In conclusion, I reckon that to say any language is the hardest to learn in the world is just silly.
Not really silly if you know about the psychology of language skills. To start with, any language is easy for a native speaker. Then there are 2nd, 3rd and so on languages. Awareness and skills of languages other than your native language are a huge step in making subsequent languages easier to learn since, to simplify things, your mind has been trained, achieving a degree of mental flexibility, and the flexibility of the organs of speech. You have that experience.
The issue then is not just how hard a language is in isolation, but how hard it would be in comparison to other languages which are not one native ones. The difficulty in "unlearning" the old, rather than learning the new, if you will. Much like driving a car. My first car was a standard. I had quite a ride trying to unlearn that and drive an easier to handle automatic instead.
Still, there are languages with certain complexities not present in one's native language. Often those complexities are not subject to simple translations but are the result of hundreds, or thousands of years of social development, intricacies etc. On the basic level it's not hard to communicate in many languages after just 1 month of intense study. I tried with English. All it really takes is less than 2000 words, some basic grammatical structures and you can get by, defining word you don't know using the words you do know. Try to communicate in Polish using 2000 words and "basic" grammatical structures. No way Jose. I experienced that too. The Polish texts were incomprehensible in writing.

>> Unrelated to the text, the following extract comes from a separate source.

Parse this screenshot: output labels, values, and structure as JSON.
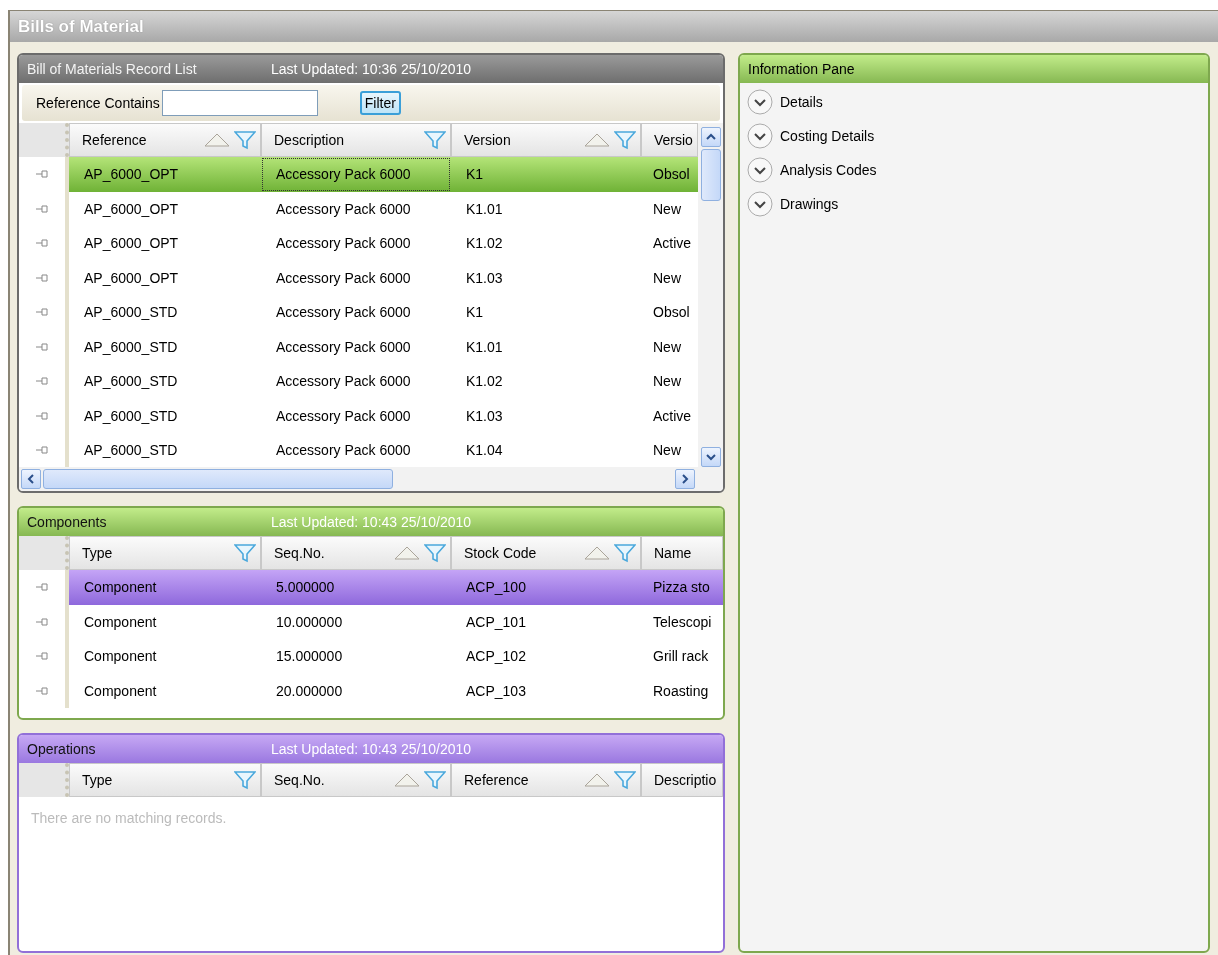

I also heard Polish spoken by "quick learners" (Radio Tirana). It took me about 10 minutes of intense listening to even realize I was listening to a broadcast in, what turned out to be Polish. That wasn't poor Polish, or incorrect Polish. That was simply gibberish.